What is the Net Operating Income Formula?
Net operating income (NOI) is a formula real estate investors use to determine the profitability of a potential real estate investment or other investment. The net operating income formula subtracts your annual gross operating income from your annual operating expenses to see how much cash flow a property or business generates.
NOI, also known as earnings before interest, taxes, depreciation, and amortization or EBITDA, is a popular metric for real estate development, rental property management, commercial property sales, and other real estate investments. Calculated correctly, net operating income tells you how much profit you can expect a property to generate every year.
What does net operating income mean?
Your net operating income is the money you have left over every year after the costs of running that property. As a real estate investor, you’d use this formula to see if a property would generate a positive return.
However, keep in mind that net operating income doesn’t account for several factors, including:
- Mortgage payments or debt
- Leasing commissions
- Income taxes
- Tenant improvements
- Capital expenditures
- Amortization and depreciation
- One-time costs for major repairs
While these expenses are important, they aren’t included in the net operating income formula. That’s because the purpose of NOI is to tell you how well you’re managing the property. It’s the best way to understand the actual cash flow of a rental.
Why net operating income matters
Net operating income is an important metric for real estate investors. If you want to buy a property that produces income, you need to calculate NOI to predict your expected returns.
NOI is also useful for:
- Understanding a property’s cash flow.
- Making data-driven decisions.
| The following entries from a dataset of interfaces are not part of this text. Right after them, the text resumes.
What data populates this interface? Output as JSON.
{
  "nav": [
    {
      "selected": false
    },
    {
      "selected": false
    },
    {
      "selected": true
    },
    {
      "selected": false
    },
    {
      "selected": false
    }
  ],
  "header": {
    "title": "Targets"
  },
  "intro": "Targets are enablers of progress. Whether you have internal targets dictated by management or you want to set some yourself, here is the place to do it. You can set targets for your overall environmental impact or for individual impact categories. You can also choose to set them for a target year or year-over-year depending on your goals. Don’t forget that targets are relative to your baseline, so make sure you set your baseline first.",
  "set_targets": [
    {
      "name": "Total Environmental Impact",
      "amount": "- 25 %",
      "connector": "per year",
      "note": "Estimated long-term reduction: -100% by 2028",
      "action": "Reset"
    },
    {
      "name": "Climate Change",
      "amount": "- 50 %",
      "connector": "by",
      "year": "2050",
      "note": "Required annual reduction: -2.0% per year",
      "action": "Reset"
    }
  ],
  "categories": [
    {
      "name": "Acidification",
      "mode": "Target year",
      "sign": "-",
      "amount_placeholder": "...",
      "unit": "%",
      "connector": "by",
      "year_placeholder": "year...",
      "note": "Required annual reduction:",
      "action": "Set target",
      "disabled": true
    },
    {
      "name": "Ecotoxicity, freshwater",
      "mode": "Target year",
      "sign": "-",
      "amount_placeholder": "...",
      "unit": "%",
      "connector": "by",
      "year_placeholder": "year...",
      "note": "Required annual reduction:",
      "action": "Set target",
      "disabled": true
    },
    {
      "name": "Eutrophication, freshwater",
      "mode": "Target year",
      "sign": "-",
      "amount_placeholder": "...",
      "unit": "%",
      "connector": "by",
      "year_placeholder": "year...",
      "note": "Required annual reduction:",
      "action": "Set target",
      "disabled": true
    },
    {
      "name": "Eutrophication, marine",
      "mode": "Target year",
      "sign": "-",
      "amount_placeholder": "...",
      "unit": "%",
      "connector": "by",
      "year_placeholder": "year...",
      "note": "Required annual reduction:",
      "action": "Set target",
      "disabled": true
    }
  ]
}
NOI will tell you if you need to increase rent or decrease operating costs to remain profitable.
- Compare properties. Compare the NOI of properties you own against each other or against nearby competing properties.
- Spotting trends. It’s important to notice if a property is becoming less profitable over time. NOI will help you see if a property is historically performing better or worse. If it’s the latter, it might be a good time to sell!
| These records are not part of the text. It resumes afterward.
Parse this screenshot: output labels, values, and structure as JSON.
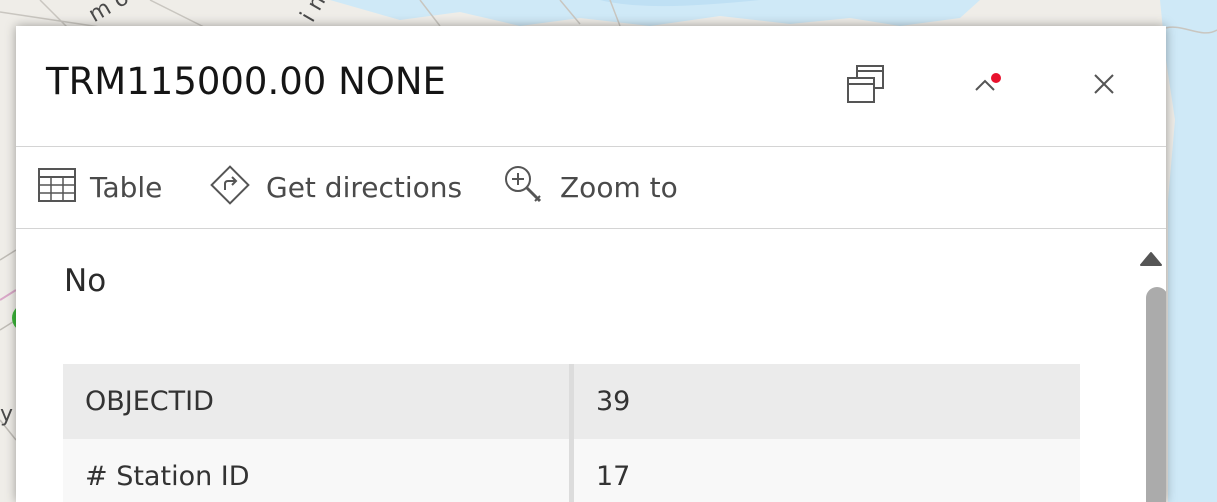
{
  "map": {
    "labels": [
      {
        "text": "m o"
      },
      {
        "text": "i n"
      },
      {
        "text": "y"
      }
    ]
  },
  "popup": {
    "title": "TRM115000.00 NONE",
    "header_buttons": [
      {
        "name": "dock-icon"
      },
      {
        "name": "collapse-icon"
      },
      {
        "name": "close-icon"
      }
    ],
    "actions": [
      {
        "label": "Table",
        "icon": "table-icon"
      },
      {
        "label": "Get directions",
        "icon": "directions-icon"
      },
      {
        "label": "Zoom to",
        "icon": "zoom-to-icon"
      }
    ],
    "content": {
      "text": "No",
      "attributes": [
        {
          "key": "OBJECTID",
          "value": "39"
        },
        {
          "key": "# Station ID",
          "value": "17"
        }
      ]
    },
    "colors": {
      "notification_dot": "#e8112d",
      "water": "#cfe9f7",
      "road_pink": "#d9a8c8"
    }
  }
}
How to calculate net operating income
The net operating income formula is very simple:
Net operating income = gross operating income - operating expenses
While the formula itself is easy to understand, it’s important to include all relevant income and expenses to calculate NOI correctly.
Gross operating income is the revenue you earn in exchange for operating the property. For most properties, this is how much you earn in rent, but it also includes income from sources like:
- Paid parking
- Vending machines
- Laundry facilities
However, remember that this isn’t an estimate of how much you could have earned from a property. You’ll have repairs and vacancies throughout the year, which means you can’t estimate gross operating income based on the number of units alone.
You’ll need to subtract your operating expenses from your gross operating income to see your true NOI. Operating expenses include all of the money you spent operating a property, including:
Once you know all of your income and expenses, it’s easy to calculate net operating income.
Let’s say you own a property that generated $100,000 last year (gross operating income) but it cost you $30,000 to operate the rental (operating expenses). Plug these numbers into the net operating income formula to find the NOI of this property:
$100,000 - $30,000 = $70,000 NOI
This means you earned $70,000 on that property after expenses.
You want your property to generate as much positive net operating income as possible; positive NOI usually means it’s a profitable, wise investment. However, it’s important to calculate historical NOI to ensure that the property is trending up, not down. While it’s most commonly used in real estate investing, the NOI formula can be used to determine any company’s revenue after subtracting direct and indirect operating costs from the business’s sales revenue.